Items from a dataset:
Start of Block
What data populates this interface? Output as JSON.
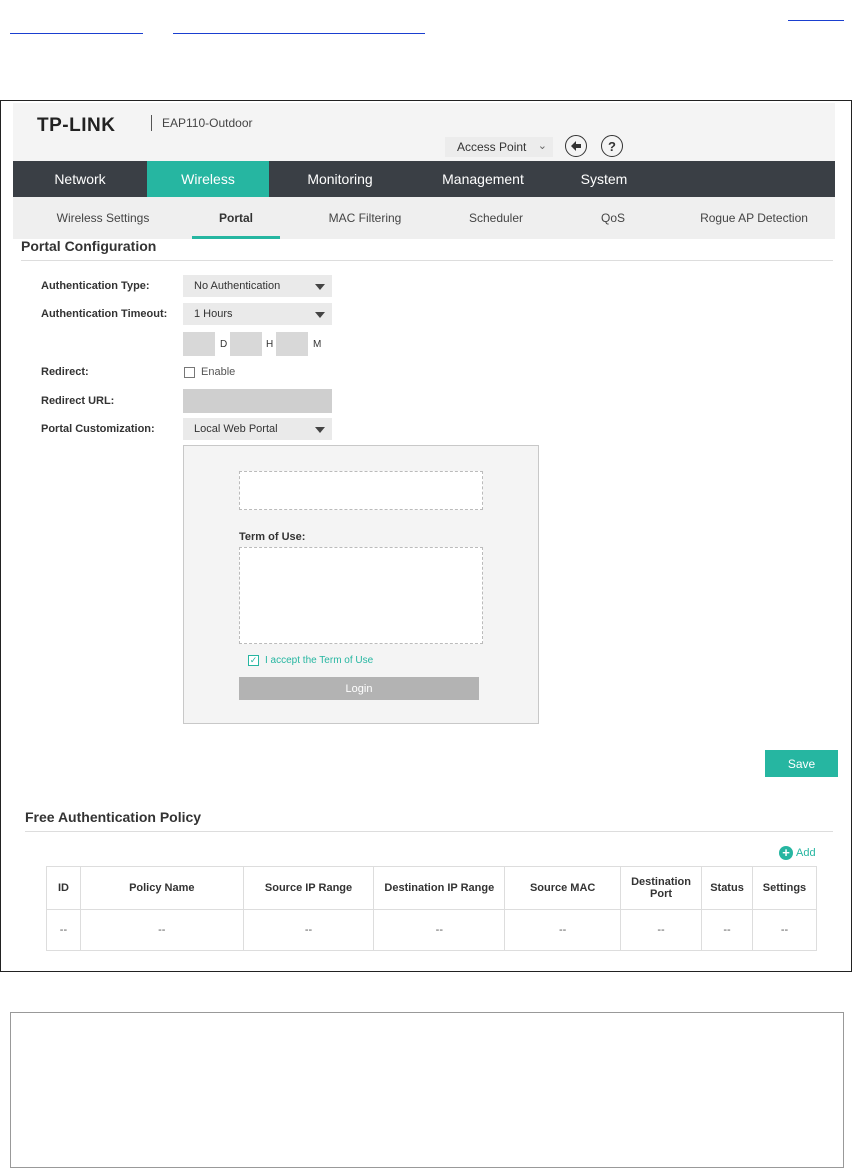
{
  "header": {
    "logo": "TP-LINK",
    "model": "EAP110-Outdoor",
    "mode": "Access Point",
    "mode_chevron": "⌄",
    "icons": [
      "logout-icon",
      "help-icon"
    ]
  },
  "main_nav": [
    "Network",
    "Wireless",
    "Monitoring",
    "Management",
    "System"
  ],
  "sub_nav": [
    "Wireless Settings",
    "Portal",
    "MAC Filtering",
    "Scheduler",
    "QoS",
    "Rogue AP Detection"
  ],
  "portal": {
    "title": "Portal Configuration",
    "auth_type_label": "Authentication Type:",
    "auth_type_value": "No Authentication",
    "auth_timeout_label": "Authentication Timeout:",
    "auth_timeout_value": "1 Hours",
    "unit_d": "D",
    "unit_h": "H",
    "unit_m": "M",
    "redirect_label": "Redirect:",
    "redirect_enable": "Enable",
    "redirect_url_label": "Redirect URL:",
    "customization_label": "Portal Customization:",
    "customization_value": "Local Web Portal",
    "preview": {
      "term_label": "Term of Use:",
      "accept_label": "I accept the Term of Use",
      "login": "Login"
    },
    "save": "Save"
  },
  "policy": {
    "title": "Free Authentication Policy",
    "add": "Add",
    "columns": [
      "ID",
      "Policy Name",
      "Source IP Range",
      "Destination IP Range",
      "Source MAC",
      "Destination Port",
      "Status",
      "Settings"
    ],
    "rows": [
      [
        "--",
        "--",
        "--",
        "--",
        "--",
        "--",
        "--",
        "--"
      ]
    ]
  },
  "colors": {
    "accent": "#26b6a1",
    "nav_dark": "#3a3f45"
  }
}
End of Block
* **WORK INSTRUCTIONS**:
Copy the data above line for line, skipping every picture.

* **FINISHED EXERCISE**:
What data populates this interface? Output as JSON.
{
  "header": {
    "logo": "TP-LINK",
    "model": "EAP110-Outdoor",
    "mode": "Access Point",
    "mode_chevron": "⌄",
    "icons": [
      "logout-icon",
      "help-icon"
    ]
  },
  "main_nav": [
    "Network",
    "Wireless",
    "Monitoring",
    "Management",
    "System"
  ],
  "sub_nav": [
    "Wireless Settings",
    "Portal",
    "MAC Filtering",
    "Scheduler",
    "QoS",
    "Rogue AP Detection"
  ],
  "portal": {
    "title": "Portal Configuration",
    "auth_type_label": "Authentication Type:",
    "auth_type_value": "No Authentication",
    "auth_timeout_label": "Authentication Timeout:",
    "auth_timeout_value": "1 Hours",
    "unit_d": "D",
    "unit_h": "H",
    "unit_m": "M",
    "redirect_label": "Redirect:",
    "redirect_enable": "Enable",
    "redirect_url_label": "Redirect URL:",
    "customization_label": "Portal Customization:",
    "customization_value": "Local Web Portal",
    "preview": {
      "term_label": "Term of Use:",
      "accept_label": "I accept the Term of Use",
      "login": "Login"
    },
    "save": "Save"
  },
  "policy": {
    "title": "Free Authentication Policy",
    "add": "Add",
    "columns": [
      "ID",
      "Policy Name",
      "Source IP Range",
      "Destination IP Range",
      "Source MAC",
      "Destination Port",
      "Status",
      "Settings"
    ],
    "rows": [
      [
        "--",
        "--",
        "--",
        "--",
        "--",
        "--",
        "--",
        "--"
      ]
    ]
  },
  "colors": {
    "accent": "#26b6a1",
    "nav_dark": "#3a3f45"
  }
}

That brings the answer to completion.